HEALTH IS WEALTH so you must have heard and it is true. Just as we try to keep up with our financial, social, family, relationship demands so we ought to keep up with our health. There are some health tips I will like to share with you.
A). VITAMIN A: “Vitamin A” is the blanket term for retinoids, biologically active compounds that occur naturally in both plant and animal tissues. Vitamin A is important for many functions, including:
- Supporting bone growth, reproduction and immune system health
- Helping the skin and mucous membranes repel bacteria and viruses more effectively
- Promoting healthy vision
- Slowing declining retinal function in people with retinitis pigmentosa
Vitamin A is fat-soluble, and has potential for toxicity if supplementing with retinols. The best natural food sources of vitamin A are their precursors, the carotenoids, found in fruits and vegetables, including carrots, spinach, kale, butternut squash, cantaloupe, mangoes, pumpkins and sweet potatoes. In supplement form, I recommend 15,000 IU of mixed carotenoids daily. Look for products that contain beta-carotene, alpha-carotene, lycopene, astaxanthin, lutein and zeaxanthin as part of an antioxidant formula.
B). UNHEALTHY BREAKFASTS
- Doughnuts. High in sugar, trans-fats, calories and refined flour, doughnuts are not only bad for your waistline, but ultimately disastrous for your energy levels as well. The high sugar content is likely to end in a midday energy crash. If you crave a doughnut, try a piece of whole-grain bread with some jam and peanut butter instead.
- Fast-Food “Breakfast Sandwiches.” The combination of low-quality fried meats, processed cheese, and refined breads add up to a high-calorie, high-sodium unhealthy food. A better option is to make a sandwich at home – include whole-grain bread, and high-quality cheese, along with fresh veggies to boost your morning fiber.
- Sugared Cereal. While different brands vary widely in the amount of added sugars (do your homework and read the labels), sugared cereals should not be a part of your morning routine – or your diet, period. If you crave sweetness, try adding a half-teaspoon of sugar or stevia to unsweetened whole-grain cereals, or try a bowl of steel-cut oats with some blackstrap molasses, which provides added doses of calcium and iron.
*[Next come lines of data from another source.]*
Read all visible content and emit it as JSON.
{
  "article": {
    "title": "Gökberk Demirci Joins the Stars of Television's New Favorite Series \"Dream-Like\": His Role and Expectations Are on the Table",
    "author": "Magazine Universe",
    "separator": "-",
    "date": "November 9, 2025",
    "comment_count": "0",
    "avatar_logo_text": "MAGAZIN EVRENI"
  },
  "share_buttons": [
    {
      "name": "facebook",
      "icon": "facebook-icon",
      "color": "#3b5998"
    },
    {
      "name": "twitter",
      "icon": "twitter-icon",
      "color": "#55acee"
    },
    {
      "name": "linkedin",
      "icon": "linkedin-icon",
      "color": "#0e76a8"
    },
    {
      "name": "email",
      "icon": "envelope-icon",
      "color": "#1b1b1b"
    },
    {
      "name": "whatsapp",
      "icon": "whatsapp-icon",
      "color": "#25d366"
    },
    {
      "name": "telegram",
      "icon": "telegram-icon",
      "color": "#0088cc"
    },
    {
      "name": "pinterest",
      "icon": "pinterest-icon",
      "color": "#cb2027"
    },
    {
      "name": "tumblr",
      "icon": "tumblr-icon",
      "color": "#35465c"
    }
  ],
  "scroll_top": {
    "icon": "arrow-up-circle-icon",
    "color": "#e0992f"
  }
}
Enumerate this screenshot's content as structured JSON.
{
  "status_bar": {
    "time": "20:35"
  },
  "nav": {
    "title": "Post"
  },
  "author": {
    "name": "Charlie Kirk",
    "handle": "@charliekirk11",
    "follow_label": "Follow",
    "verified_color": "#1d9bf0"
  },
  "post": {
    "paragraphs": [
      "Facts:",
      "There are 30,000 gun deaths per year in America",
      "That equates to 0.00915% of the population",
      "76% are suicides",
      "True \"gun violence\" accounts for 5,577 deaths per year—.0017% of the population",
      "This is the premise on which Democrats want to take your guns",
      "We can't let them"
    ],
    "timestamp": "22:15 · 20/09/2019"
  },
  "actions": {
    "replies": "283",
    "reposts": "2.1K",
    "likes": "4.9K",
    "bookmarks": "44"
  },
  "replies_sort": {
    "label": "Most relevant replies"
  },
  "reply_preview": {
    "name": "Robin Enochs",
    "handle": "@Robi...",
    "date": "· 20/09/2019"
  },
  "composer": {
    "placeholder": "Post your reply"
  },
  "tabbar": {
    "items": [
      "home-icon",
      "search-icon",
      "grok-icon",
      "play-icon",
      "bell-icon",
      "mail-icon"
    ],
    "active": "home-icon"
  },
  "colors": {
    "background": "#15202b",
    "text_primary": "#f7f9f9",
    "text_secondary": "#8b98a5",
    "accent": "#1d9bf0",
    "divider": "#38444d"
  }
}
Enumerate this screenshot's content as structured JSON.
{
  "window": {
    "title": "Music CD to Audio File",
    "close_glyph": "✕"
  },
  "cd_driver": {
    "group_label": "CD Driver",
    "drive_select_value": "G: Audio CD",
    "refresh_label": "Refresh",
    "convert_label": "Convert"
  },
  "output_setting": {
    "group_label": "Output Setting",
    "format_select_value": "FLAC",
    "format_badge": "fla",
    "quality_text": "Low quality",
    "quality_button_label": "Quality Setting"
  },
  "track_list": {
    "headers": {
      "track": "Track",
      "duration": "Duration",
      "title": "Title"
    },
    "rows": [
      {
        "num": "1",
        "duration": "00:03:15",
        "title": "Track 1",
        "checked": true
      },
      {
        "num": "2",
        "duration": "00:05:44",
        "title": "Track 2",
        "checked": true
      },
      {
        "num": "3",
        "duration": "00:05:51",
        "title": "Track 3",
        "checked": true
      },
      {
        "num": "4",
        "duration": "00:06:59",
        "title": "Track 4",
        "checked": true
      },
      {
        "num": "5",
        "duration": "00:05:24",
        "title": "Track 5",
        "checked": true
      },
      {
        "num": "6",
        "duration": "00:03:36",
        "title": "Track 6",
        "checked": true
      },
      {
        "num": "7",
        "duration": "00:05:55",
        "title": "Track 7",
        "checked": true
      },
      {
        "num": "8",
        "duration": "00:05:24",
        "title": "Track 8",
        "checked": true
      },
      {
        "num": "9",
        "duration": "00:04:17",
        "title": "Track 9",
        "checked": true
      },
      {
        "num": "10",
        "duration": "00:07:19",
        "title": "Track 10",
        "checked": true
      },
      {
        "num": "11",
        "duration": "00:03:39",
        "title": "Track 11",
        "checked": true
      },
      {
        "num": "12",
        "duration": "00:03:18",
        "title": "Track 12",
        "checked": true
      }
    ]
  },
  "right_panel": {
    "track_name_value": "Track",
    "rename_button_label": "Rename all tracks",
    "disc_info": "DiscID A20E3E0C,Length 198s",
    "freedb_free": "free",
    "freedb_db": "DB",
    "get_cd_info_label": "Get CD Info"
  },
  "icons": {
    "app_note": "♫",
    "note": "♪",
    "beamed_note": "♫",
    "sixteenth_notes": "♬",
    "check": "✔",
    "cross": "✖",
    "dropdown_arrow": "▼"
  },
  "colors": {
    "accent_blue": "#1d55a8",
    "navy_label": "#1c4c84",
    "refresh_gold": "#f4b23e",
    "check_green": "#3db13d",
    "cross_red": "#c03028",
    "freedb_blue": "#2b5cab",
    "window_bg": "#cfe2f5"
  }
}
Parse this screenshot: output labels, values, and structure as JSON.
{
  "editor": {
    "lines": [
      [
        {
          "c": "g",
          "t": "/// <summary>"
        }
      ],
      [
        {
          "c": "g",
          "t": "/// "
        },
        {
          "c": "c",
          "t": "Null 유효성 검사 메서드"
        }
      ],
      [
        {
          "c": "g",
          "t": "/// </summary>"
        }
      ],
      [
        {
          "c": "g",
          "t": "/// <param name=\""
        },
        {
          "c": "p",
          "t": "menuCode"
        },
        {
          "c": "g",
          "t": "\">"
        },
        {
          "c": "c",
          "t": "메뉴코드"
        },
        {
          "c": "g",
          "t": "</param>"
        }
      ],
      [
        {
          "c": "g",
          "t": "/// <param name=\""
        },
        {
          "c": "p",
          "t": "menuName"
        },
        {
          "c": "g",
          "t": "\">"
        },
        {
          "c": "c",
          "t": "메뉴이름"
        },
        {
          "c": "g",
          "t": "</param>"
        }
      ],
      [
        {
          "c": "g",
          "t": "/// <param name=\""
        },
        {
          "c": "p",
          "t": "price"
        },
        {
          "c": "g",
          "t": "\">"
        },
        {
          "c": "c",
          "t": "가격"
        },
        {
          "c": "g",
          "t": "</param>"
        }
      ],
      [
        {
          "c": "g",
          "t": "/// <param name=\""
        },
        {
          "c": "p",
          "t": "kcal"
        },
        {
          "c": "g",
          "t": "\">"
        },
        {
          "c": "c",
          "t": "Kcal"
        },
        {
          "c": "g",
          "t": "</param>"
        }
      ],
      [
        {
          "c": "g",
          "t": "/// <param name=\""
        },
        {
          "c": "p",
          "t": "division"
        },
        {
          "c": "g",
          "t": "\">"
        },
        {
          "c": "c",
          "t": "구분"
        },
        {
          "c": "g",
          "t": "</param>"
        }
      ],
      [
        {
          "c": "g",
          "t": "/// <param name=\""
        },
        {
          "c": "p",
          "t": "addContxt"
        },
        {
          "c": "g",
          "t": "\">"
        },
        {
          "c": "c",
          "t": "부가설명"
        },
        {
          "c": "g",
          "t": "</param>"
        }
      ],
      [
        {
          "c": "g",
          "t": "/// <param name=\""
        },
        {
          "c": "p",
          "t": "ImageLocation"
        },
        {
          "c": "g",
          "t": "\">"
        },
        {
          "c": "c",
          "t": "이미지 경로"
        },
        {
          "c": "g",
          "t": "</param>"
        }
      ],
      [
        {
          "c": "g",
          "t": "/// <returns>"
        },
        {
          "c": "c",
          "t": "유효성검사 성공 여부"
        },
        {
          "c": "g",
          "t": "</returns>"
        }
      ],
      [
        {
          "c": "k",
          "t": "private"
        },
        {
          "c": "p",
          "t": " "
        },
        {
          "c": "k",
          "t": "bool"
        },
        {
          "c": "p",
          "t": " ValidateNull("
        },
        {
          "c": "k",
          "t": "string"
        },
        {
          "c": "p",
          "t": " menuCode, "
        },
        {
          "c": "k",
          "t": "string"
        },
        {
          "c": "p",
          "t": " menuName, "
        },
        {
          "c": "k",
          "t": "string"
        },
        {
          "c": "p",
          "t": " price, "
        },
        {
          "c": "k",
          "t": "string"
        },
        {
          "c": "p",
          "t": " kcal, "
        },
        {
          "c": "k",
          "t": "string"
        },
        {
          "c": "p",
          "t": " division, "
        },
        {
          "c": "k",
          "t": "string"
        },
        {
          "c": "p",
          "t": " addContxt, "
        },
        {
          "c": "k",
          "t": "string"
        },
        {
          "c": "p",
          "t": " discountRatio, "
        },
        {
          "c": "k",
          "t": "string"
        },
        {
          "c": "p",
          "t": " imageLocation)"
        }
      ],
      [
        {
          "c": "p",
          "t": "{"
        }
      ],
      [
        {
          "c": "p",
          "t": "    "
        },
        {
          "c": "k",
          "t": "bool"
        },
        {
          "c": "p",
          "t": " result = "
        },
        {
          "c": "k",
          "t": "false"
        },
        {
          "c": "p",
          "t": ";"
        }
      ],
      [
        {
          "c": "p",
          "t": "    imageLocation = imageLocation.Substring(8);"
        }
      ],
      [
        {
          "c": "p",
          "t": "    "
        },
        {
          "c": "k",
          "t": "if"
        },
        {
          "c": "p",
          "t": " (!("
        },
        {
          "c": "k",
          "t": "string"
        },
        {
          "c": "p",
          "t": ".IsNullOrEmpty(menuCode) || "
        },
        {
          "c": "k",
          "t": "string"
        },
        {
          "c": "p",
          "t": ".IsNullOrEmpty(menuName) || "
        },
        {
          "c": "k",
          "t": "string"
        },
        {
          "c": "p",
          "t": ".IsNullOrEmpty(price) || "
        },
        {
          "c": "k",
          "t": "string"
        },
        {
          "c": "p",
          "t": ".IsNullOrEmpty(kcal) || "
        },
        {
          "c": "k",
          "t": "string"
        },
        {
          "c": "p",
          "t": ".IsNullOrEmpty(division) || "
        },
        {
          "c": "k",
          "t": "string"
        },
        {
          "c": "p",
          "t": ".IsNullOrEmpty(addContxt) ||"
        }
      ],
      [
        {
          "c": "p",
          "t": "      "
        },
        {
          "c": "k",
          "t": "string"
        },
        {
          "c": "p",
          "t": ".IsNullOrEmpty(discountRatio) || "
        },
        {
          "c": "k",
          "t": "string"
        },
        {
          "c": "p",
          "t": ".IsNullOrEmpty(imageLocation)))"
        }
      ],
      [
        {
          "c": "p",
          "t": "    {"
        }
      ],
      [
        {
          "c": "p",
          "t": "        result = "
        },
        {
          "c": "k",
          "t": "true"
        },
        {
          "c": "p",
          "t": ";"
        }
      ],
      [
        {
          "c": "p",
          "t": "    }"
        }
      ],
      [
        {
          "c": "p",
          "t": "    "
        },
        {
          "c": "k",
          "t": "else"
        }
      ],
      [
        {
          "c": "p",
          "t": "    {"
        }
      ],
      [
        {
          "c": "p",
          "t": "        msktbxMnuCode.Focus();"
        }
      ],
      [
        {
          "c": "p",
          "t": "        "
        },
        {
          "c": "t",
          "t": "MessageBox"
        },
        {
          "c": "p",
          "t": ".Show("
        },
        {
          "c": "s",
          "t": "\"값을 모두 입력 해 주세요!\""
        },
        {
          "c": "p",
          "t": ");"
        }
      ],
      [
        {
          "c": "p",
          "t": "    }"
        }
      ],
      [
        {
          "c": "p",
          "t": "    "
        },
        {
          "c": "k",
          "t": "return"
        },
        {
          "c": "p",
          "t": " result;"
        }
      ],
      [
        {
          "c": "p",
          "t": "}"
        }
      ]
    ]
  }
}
- Granola. This healthy sounding mix of rolled oats, grains and sometimes fruits and nuts can be healthy, but you need to read the labels. Granola can be a source of unhealthy polyunsaturated fats and a larger amount of sugar than you may suspect. Instead of a bowl of granola, add some to unsweetened, organic yogurt for added flavor. When choosing granola, opt for full-fat, low-sugar versions
C). BANANA: A favorite tropical fruit of Americans, bananas are available year round, but can bring a touch of summer to your table during colder months. Native to the Caribbean and Central America, bananas are a good source of vitamins B6 and C, offer a fair share of magnesium, and are rich in potassium – one banana contains 450 mg of potassium, one-fifth of the adult daily requirement. In addition, bananas help to:
- Strengthen the stomach lining – bananas are good for soothing indigestion
- Normalize blood pressure, and protect against atherosclerosis and heart disease
- Promote healthy bones
The perfect go-anywhere food, bananas have only about 100 calories each, and serve as a healthful snack or pick-me-up anytime during the day. Bananas naturally lend their sweetness to cereals, smoothies, breads, muffins, and desserts, and also work well in relishes and salads.
Diabetics should take note that bananas have an intermediate score of 55 on the Glycemic Index (GI); I recommend diabetics choose fruits that rank low on the glycemic index, so if you do have diabetes, eat low-index fruits such as cherries, grapefruit, apricots and apples more frequently than you eat bananas.